Firstly, there is the difficulty of coming after an atypical and divisive character. Who does not know the only President in the world who refused the privileges granted to a President of the Republic (residence, car, salary)? Who does not know the only President in the world who lives isolated in a farm away from the capital? Who does not know the only President in the world who is modestly dressed – if not almost ridiculously – even at a UN congress? At the same time respected and mocked, this man can fascinate or not, but he is known by (almost) everybody. Tabaré  faces the risk of boring people with his tight and classical style, his seriousness and his impassivity. In his last campaign statement, Vázquez announced that he will stay in his private residency – in Montevideo, still – in order to enjoy “his biggest passion with his friends” namely fishing, and to enjoy his big family the best he could; he has been married for fifty nine years and he is the father of four children and the grandfather of eleven grandchildren. But would this statement be an attempt from the new President to do like the former guerillero Tuparamaro? 

More importantly, how can he come after a man with vanguard political and social ambitions for the continent – and even for the entire world – who succeeded in getting the approval for laws like abortion, same-sex marriage and cannabis legislations?
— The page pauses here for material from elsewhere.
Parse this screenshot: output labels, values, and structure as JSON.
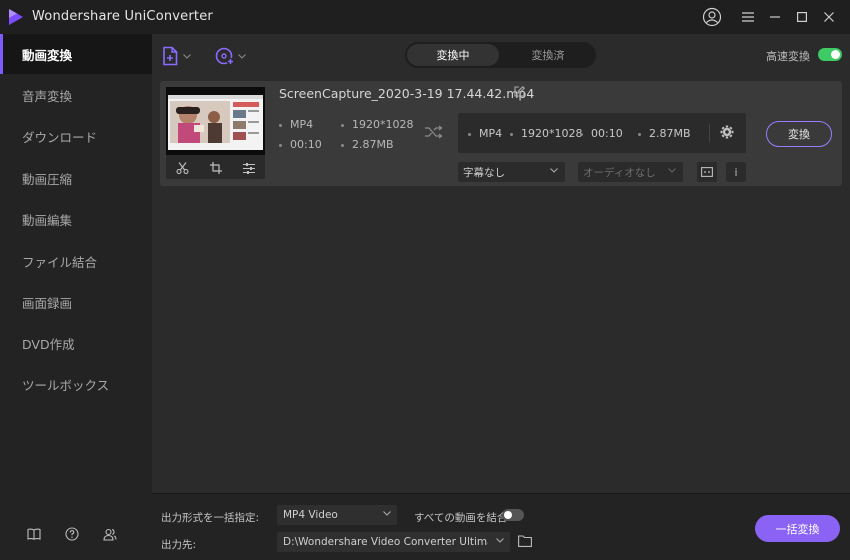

And especially when the Uruguayan population have in mind that the first obstacle for an abortion law was the Tabaré veto or also that he has always been against a law on cannabis and wants to strike it down.

The question is to know whether despite similar political orientations and a place in the same party, Tabaré will follow his old tracks which will create a break with Pepe politics or if he will change his style in order to be in line with what has been established by his predecessor.